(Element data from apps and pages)

[Start of section]

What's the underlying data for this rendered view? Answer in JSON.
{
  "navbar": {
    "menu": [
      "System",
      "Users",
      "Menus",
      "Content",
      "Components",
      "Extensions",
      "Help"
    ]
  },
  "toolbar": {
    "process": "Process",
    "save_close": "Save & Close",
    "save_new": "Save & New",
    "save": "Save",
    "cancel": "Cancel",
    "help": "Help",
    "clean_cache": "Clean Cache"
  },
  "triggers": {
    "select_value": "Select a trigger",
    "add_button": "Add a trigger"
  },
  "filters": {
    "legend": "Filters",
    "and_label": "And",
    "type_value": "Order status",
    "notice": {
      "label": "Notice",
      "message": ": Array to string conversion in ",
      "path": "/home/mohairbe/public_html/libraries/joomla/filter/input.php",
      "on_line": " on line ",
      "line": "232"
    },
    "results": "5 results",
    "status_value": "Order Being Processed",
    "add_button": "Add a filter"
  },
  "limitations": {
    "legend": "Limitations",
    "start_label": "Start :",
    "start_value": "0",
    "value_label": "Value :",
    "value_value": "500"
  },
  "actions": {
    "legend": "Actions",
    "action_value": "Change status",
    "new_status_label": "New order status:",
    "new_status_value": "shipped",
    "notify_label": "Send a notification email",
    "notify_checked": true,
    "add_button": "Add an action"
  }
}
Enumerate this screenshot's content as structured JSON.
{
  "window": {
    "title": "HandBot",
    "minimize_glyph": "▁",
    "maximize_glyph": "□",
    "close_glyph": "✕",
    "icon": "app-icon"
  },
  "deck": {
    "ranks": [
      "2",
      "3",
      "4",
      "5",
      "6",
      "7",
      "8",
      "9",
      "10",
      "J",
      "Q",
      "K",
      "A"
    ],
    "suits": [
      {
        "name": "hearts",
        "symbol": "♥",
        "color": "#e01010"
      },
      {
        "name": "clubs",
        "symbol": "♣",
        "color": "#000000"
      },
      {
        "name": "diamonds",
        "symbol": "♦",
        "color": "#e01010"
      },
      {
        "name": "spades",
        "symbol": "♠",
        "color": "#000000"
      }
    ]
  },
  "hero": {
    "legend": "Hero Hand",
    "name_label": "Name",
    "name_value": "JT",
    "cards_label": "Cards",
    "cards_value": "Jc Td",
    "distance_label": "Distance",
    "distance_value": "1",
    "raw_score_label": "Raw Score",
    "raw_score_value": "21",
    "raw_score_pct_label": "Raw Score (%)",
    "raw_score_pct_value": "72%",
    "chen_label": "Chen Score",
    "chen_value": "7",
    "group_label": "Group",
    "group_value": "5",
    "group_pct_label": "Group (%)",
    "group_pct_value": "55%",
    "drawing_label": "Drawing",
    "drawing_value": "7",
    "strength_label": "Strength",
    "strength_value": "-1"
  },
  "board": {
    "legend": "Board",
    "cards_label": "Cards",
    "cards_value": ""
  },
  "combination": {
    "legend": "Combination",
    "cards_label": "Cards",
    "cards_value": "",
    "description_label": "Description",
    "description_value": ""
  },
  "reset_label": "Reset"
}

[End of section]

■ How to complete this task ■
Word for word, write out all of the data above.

■ Your response ■
What's the underlying data for this rendered view? Answer in JSON.
{
  "navbar": {
    "menu": [
      "System",
      "Users",
      "Menus",
      "Content",
      "Components",
      "Extensions",
      "Help"
    ]
  },
  "toolbar": {
    "process": "Process",
    "save_close": "Save & Close",
    "save_new": "Save & New",
    "save": "Save",
    "cancel": "Cancel",
    "help": "Help",
    "clean_cache": "Clean Cache"
  },
  "triggers": {
    "select_value": "Select a trigger",
    "add_button": "Add a trigger"
  },
  "filters": {
    "legend": "Filters",
    "and_label": "And",
    "type_value": "Order status",
    "notice": {
      "label": "Notice",
      "message": ": Array to string conversion in ",
      "path": "/home/mohairbe/public_html/libraries/joomla/filter/input.php",
      "on_line": " on line ",
      "line": "232"
    },
    "results": "5 results",
    "status_value": "Order Being Processed",
    "add_button": "Add a filter"
  },
  "limitations": {
    "legend": "Limitations",
    "start_label": "Start :",
    "start_value": "0",
    "value_label": "Value :",
    "value_value": "500"
  },
  "actions": {
    "legend": "Actions",
    "action_value": "Change status",
    "new_status_label": "New order status:",
    "new_status_value": "shipped",
    "notify_label": "Send a notification email",
    "notify_checked": true,
    "add_button": "Add an action"
  }
}
Enumerate this screenshot's content as structured JSON.
{
  "window": {
    "title": "HandBot",
    "minimize_glyph": "▁",
    "maximize_glyph": "□",
    "close_glyph": "✕",
    "icon": "app-icon"
  },
  "deck": {
    "ranks": [
      "2",
      "3",
      "4",
      "5",
      "6",
      "7",
      "8",
      "9",
      "10",
      "J",
      "Q",
      "K",
      "A"
    ],
    "suits": [
      {
        "name": "hearts",
        "symbol": "♥",
        "color": "#e01010"
      },
      {
        "name": "clubs",
        "symbol": "♣",
        "color": "#000000"
      },
      {
        "name": "diamonds",
        "symbol": "♦",
        "color": "#e01010"
      },
      {
        "name": "spades",
        "symbol": "♠",
        "color": "#000000"
      }
    ]
  },
  "hero": {
    "legend": "Hero Hand",
    "name_label": "Name",
    "name_value": "JT",
    "cards_label": "Cards",
    "cards_value": "Jc Td",
    "distance_label": "Distance",
    "distance_value": "1",
    "raw_score_label": "Raw Score",
    "raw_score_value": "21",
    "raw_score_pct_label": "Raw Score (%)",
    "raw_score_pct_value": "72%",
    "chen_label": "Chen Score",
    "chen_value": "7",
    "group_label": "Group",
    "group_value": "5",
    "group_pct_label": "Group (%)",
    "group_pct_value": "55%",
    "drawing_label": "Drawing",
    "drawing_value": "7",
    "strength_label": "Strength",
    "strength_value": "-1"
  },
  "board": {
    "legend": "Board",
    "cards_label": "Cards",
    "cards_value": ""
  },
  "combination": {
    "legend": "Combination",
    "cards_label": "Cards",
    "cards_value": "",
    "description_label": "Description",
    "description_value": ""
  },
  "reset_label": "Reset"
}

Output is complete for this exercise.